[Opening DATASET EXTRACT section]
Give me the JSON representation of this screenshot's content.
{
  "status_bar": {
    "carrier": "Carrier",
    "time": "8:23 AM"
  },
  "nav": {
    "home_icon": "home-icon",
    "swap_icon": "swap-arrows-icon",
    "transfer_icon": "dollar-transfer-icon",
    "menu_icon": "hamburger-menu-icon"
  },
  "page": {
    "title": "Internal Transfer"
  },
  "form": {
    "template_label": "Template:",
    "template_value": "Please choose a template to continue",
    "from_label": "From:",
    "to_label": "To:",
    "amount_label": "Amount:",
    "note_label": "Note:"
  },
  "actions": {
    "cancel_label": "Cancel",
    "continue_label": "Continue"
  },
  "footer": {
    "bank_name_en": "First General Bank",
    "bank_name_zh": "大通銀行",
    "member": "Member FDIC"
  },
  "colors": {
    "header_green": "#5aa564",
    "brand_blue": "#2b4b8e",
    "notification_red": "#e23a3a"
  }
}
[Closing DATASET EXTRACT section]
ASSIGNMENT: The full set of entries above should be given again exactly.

OUTPUT FOR THIS TASK:
Give me the JSON representation of this screenshot's content.
{
  "status_bar": {
    "carrier": "Carrier",
    "time": "8:23 AM"
  },
  "nav": {
    "home_icon": "home-icon",
    "swap_icon": "swap-arrows-icon",
    "transfer_icon": "dollar-transfer-icon",
    "menu_icon": "hamburger-menu-icon"
  },
  "page": {
    "title": "Internal Transfer"
  },
  "form": {
    "template_label": "Template:",
    "template_value": "Please choose a template to continue",
    "from_label": "From:",
    "to_label": "To:",
    "amount_label": "Amount:",
    "note_label": "Note:"
  },
  "actions": {
    "cancel_label": "Cancel",
    "continue_label": "Continue"
  },
  "footer": {
    "bank_name_en": "First General Bank",
    "bank_name_zh": "大通銀行",
    "member": "Member FDIC"
  },
  "colors": {
    "header_green": "#5aa564",
    "brand_blue": "#2b4b8e",
    "notification_red": "#e23a3a"
  }
}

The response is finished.